**Exercise:** Copy each line below holding "folder".

**Provided records:**
◇ ◇ ◇ ◇ ◇ ◇ ◇

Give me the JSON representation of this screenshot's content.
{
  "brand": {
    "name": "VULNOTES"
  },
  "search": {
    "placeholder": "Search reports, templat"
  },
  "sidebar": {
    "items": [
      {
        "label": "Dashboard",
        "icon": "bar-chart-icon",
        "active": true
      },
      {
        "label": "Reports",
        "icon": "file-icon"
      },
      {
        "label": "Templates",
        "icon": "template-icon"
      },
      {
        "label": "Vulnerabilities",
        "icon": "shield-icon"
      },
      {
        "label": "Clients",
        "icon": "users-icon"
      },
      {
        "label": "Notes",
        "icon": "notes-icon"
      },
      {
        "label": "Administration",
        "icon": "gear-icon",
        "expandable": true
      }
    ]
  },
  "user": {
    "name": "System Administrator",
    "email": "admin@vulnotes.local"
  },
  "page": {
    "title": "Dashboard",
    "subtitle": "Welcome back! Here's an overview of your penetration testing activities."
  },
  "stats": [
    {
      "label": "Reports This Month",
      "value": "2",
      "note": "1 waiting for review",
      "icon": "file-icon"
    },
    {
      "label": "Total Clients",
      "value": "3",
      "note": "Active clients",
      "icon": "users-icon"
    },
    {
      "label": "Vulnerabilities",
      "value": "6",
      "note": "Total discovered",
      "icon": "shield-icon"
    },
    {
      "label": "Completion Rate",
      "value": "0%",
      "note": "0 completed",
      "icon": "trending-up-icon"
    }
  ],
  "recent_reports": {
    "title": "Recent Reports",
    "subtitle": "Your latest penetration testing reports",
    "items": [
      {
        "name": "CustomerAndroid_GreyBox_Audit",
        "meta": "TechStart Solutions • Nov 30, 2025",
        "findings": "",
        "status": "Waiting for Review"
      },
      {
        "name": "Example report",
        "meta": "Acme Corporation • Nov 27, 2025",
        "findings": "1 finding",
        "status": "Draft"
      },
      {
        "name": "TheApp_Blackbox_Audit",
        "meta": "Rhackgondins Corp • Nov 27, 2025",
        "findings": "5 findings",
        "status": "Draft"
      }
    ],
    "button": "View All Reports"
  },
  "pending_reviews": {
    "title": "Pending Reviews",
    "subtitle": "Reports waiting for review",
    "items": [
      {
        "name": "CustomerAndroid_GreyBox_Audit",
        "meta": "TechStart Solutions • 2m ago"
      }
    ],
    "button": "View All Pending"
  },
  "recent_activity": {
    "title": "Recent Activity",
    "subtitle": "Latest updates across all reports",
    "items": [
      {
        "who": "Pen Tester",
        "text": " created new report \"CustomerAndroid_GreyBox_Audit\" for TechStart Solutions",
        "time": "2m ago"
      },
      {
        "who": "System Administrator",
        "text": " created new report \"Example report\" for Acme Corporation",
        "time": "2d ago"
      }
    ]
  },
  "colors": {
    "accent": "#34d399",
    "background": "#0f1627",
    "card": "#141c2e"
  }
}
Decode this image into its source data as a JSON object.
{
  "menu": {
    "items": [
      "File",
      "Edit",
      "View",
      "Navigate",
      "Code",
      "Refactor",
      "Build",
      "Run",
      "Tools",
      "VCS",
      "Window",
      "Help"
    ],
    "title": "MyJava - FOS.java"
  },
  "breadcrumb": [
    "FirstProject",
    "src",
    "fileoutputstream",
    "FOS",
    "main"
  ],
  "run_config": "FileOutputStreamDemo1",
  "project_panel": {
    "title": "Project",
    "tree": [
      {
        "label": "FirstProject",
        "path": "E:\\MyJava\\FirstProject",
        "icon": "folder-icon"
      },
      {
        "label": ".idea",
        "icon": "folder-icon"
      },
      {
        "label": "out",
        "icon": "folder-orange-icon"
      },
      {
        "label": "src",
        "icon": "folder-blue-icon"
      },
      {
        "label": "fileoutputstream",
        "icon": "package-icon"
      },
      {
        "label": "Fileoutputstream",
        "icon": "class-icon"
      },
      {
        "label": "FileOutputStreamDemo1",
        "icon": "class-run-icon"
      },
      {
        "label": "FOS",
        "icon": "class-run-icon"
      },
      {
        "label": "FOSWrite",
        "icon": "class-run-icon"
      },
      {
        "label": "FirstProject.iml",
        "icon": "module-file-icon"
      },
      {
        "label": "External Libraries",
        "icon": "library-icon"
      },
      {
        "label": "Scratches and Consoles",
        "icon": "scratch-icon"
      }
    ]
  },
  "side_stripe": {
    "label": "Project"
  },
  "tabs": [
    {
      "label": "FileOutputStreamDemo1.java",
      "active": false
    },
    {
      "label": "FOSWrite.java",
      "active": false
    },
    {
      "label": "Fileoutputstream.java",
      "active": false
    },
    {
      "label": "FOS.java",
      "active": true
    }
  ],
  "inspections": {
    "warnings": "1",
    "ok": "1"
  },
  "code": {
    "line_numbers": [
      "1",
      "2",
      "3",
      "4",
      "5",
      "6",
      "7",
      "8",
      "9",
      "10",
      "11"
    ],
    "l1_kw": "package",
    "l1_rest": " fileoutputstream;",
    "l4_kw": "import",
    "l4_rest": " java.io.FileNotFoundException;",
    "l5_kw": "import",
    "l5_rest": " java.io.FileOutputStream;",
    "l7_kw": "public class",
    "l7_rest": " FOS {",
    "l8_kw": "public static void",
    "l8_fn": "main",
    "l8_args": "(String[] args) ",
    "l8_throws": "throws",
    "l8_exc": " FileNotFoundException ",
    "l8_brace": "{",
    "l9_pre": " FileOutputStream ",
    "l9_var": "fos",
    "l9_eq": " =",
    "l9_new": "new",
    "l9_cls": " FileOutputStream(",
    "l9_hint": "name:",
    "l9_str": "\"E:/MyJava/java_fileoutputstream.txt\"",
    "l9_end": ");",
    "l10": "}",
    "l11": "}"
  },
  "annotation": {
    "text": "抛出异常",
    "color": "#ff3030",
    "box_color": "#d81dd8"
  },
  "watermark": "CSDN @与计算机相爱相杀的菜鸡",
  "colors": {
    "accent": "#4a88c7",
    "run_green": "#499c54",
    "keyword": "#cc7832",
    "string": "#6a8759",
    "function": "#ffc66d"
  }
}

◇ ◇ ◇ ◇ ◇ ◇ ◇

**Result:**
        "icon": "folder-icon"
        "icon": "folder-icon"
        "icon": "folder-orange-icon"
        "icon": "folder-blue-icon"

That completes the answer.